BEGIN Supplied data
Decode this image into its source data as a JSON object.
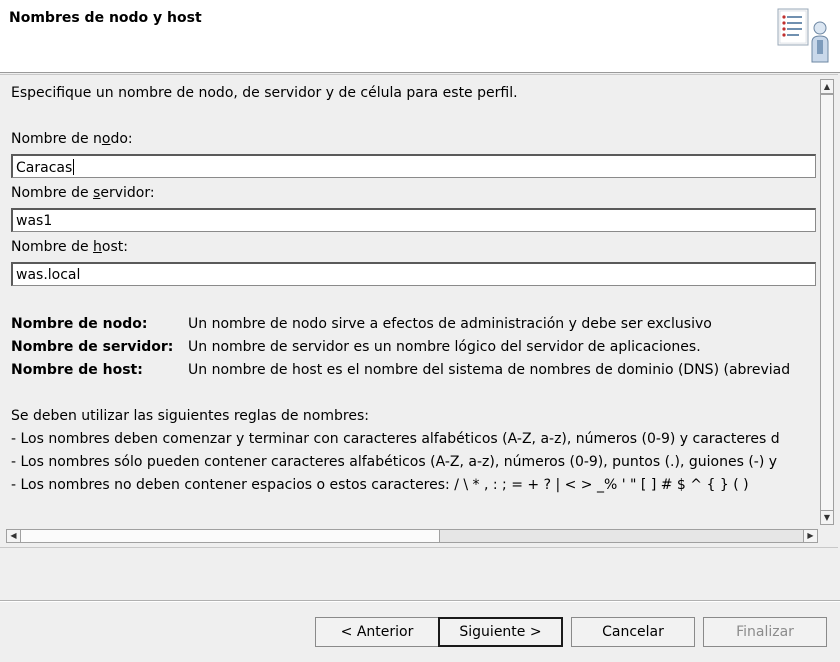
{
  "header": {
    "title": "Nombres de nodo y host",
    "icon": "profile-checklist-user-icon"
  },
  "content": {
    "intro": "Especifique un nombre de nodo, de servidor y de célula para este perfil.",
    "fields": [
      {
        "label_pre": "Nombre de n",
        "label_mnemonic": "o",
        "label_post": "do:",
        "value": "Caracas"
      },
      {
        "label_pre": "Nombre de ",
        "label_mnemonic": "s",
        "label_post": "ervidor:",
        "value": "was1"
      },
      {
        "label_pre": "Nombre de ",
        "label_mnemonic": "h",
        "label_post": "ost:",
        "value": "was.local"
      }
    ],
    "definitions": [
      {
        "term": "Nombre de nodo:",
        "desc": "Un nombre de nodo sirve a efectos de administración y debe ser exclusivo"
      },
      {
        "term": "Nombre de servidor:",
        "desc": "Un nombre de servidor es un nombre lógico del servidor de aplicaciones."
      },
      {
        "term": "Nombre de host:",
        "desc": "Un nombre de host es el nombre del sistema de nombres de dominio (DNS) (abreviad"
      }
    ],
    "rules_title": "Se deben  utilizar las siguientes reglas de nombres:",
    "rules": [
      "- Los nombres deben comenzar y terminar con caracteres alfabéticos (A-Z, a-z), números (0-9) y caracteres d",
      "- Los nombres sólo pueden contener caracteres alfabéticos (A-Z, a-z), números (0-9), puntos (.), guiones (-) y",
      "- Los nombres no deben contener espacios o estos caracteres: / \\ * , : ; = + ? | < > _% ' \" [ ] # $ ^ { } ( )"
    ]
  },
  "scrollbars": {
    "up_arrow": "▲",
    "down_arrow": "▼",
    "left_arrow": "◀",
    "right_arrow": "▶"
  },
  "buttons": {
    "back": "< Anterior",
    "next": "Siguiente >",
    "cancel": "Cancelar",
    "finish": "Finalizar"
  },
  "colors": {
    "header_bg": "#ffffff",
    "panel_bg": "#efefef",
    "disabled_text": "#8c8c8c"
  }
}
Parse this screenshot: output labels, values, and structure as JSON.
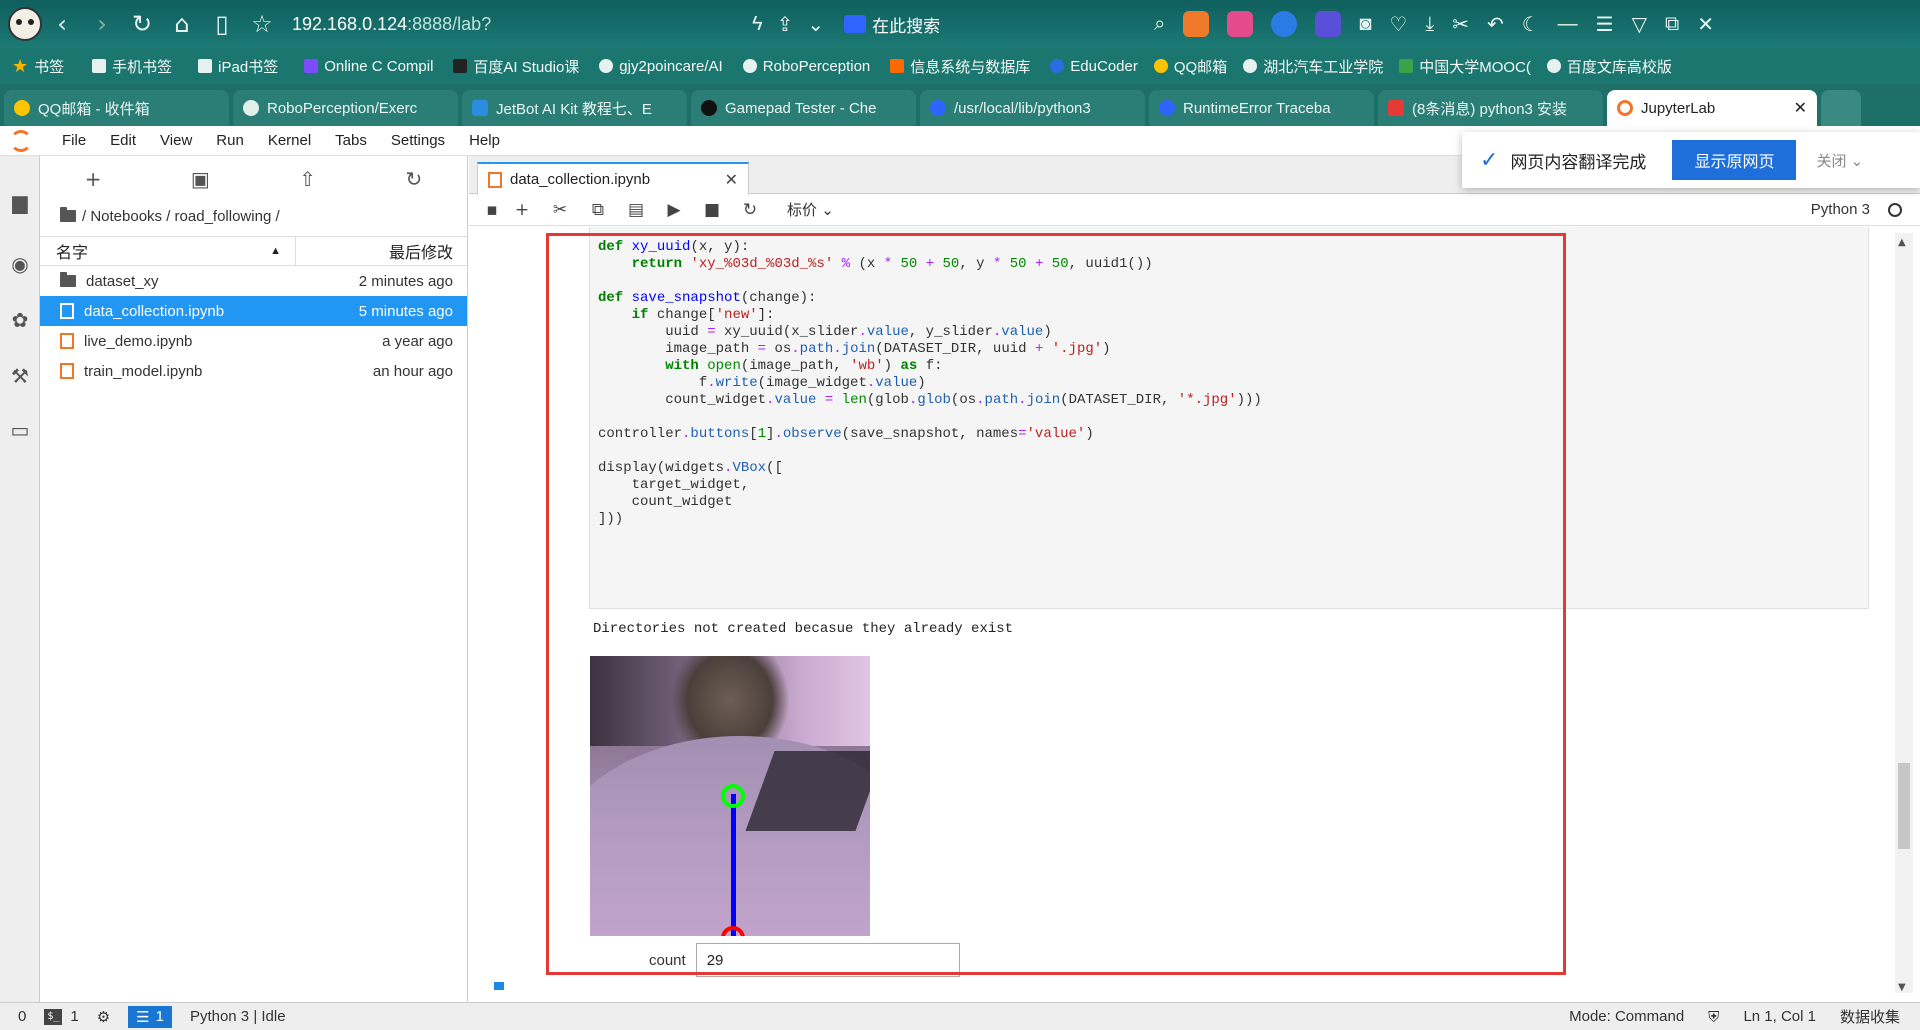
{
  "browser": {
    "url_host": "192.168.0.124",
    "url_rest": ":8888/lab?",
    "search_label": "在此搜索",
    "bookmarks": [
      "书签",
      "手机书签",
      "iPad书签",
      "Online C Compil",
      "百度AI Studio课",
      "gjy2poincare/AI",
      "RoboPerception",
      "信息系统与数据库",
      "EduCoder",
      "QQ邮箱",
      "湖北汽车工业学院",
      "中国大学MOOC(",
      "百度文库高校版"
    ],
    "tabs": [
      "QQ邮箱 - 收件箱",
      "RoboPerception/Exerc",
      "JetBot AI Kit 教程七、E",
      "Gamepad Tester - Che",
      "/usr/local/lib/python3",
      "RuntimeError Traceba",
      "(8条消息) python3 安装",
      "JupyterLab"
    ]
  },
  "menubar": [
    "File",
    "Edit",
    "View",
    "Run",
    "Kernel",
    "Tabs",
    "Settings",
    "Help"
  ],
  "translate_popup": {
    "message": "网页内容翻译完成",
    "button": "显示原网页",
    "close": "关闭"
  },
  "filebrowser": {
    "path": "/ Notebooks / road_following /",
    "col_name": "名字",
    "col_modified": "最后修改",
    "rows": [
      {
        "name": "dataset_xy",
        "modified": "2 minutes ago"
      },
      {
        "name": "data_collection.ipynb",
        "modified": "5 minutes ago"
      },
      {
        "name": "live_demo.ipynb",
        "modified": "a year ago"
      },
      {
        "name": "train_model.ipynb",
        "modified": "an hour ago"
      }
    ]
  },
  "notebook": {
    "tab_title": "data_collection.ipynb",
    "cell_type": "标价",
    "kernel": "Python 3",
    "output_text": "Directories not created becasue they already exist",
    "count_label": "count",
    "count_value": "29"
  },
  "statusbar": {
    "zero": "0",
    "terminals": "1",
    "tabs_count": "1",
    "kernel_status": "Python 3 | Idle",
    "mode": "Mode: Command",
    "position": "Ln 1, Col 1",
    "extra": "数据收集"
  },
  "colors": {
    "accent": "#2196f3",
    "highlight_border": "#e53935",
    "jupyter_orange": "#f37626"
  }
}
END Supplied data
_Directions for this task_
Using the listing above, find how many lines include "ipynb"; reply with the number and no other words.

_Exercise answer_
4